Nikon has unveiled the 24-megapixel Z6 II and 45.6-megapixel Z7 II full-frame mirrorless flagship cameras with similar bodies to the originals, but some much-needed improvements under the hood. To start with, both models now support 4K video at 60 fps rather than 30 fps, meaning they can better compete with the Canon EOS R5/R6, Panasonic’s S5 and the Sony A7S III.
There are a couple of caveats there on the Z6 II, namely that 60 fps 4K video is cropped to an APS-C size (and won’t be available until February 2021), while oversampled 4K 30p video uses the entire sensor width. Meanwhile, the Z7 II has a slight 1.08 times crop on 4K 60p video, while also using the full sensor width for 4K at 30 fps.
Both models will output 10-bit N-Log or HDR (HLG) footage to an external recorder, with ProRes RAW supported immediately and Blackmagic RAW, via the Blackmagic Video Assist, coming in February 2021. However, the Z7 II will likely create slightly fuzzier video due to line skipping, so the Z6 II (as with the original Z6) should be a better option for video.
The bodies are largely unchanged from the original Z6 and Z7, with one large exception. Both now come with dual card slots, one for SD UHS II cards and the other for faster XQD or CFexpress cards. That addresses one of the biggest problems with the originals — the lack of a second card slot as a fail-safe for mission-critical shooting.
Shooting speeds are much improved, with the Z6 II now capable of 14 fps for reduced-quality 12-bit RAWs and continuous AF with a single point. More realistically, it can handle 12 fps with subject tracking enabled. Meanwhile, the Z7 II can shoot 10 fps, but also with just a single autofocus point (and no subject tracking) enabled. Still, those speeds are much improved over the previous models, as the Z6 could only handle 5.5 fps with continuous autofocus. Better still, the Z6 II and Z7 II have double the buffer sizes, so you can shoot bursts for twice as long.
With new and faster Expeed 6 processors, Nikon has promised improved autofocus speeds, too. The biggest change is with the face and eye-detect autofocus, as it now works in wide area AF mode, rather than auto area AF. That means you’ll be able to at least select the general focus area, rather than letting the camera decide that for itself. The AF is also more sensitive now, working in light as low as -4.5 EV, an improved of a stop over the Z6/Z7.
Other features, including the sensors, body design and 3.69 million dot electronic viewfinder are unchanged from the Z6 and Z7 — a good thing, since the originals handled great. Unfortunately, the rear displays on both still only tilt instead of rotating around, making the Z6 and Z7 fairly useless for vlogging.

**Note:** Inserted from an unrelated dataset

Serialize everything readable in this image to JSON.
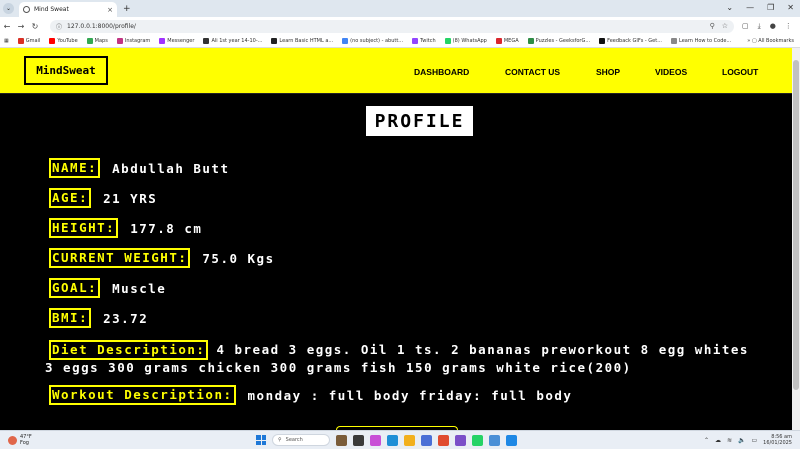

The Z6 arrives next month for $2,000 body-only or $2,600 with the Nikkor Z 24-70mm F/4 lens, while the Z7 II comes in December for a very reasonable $3,000 (body only) or $3,600 with the same lens.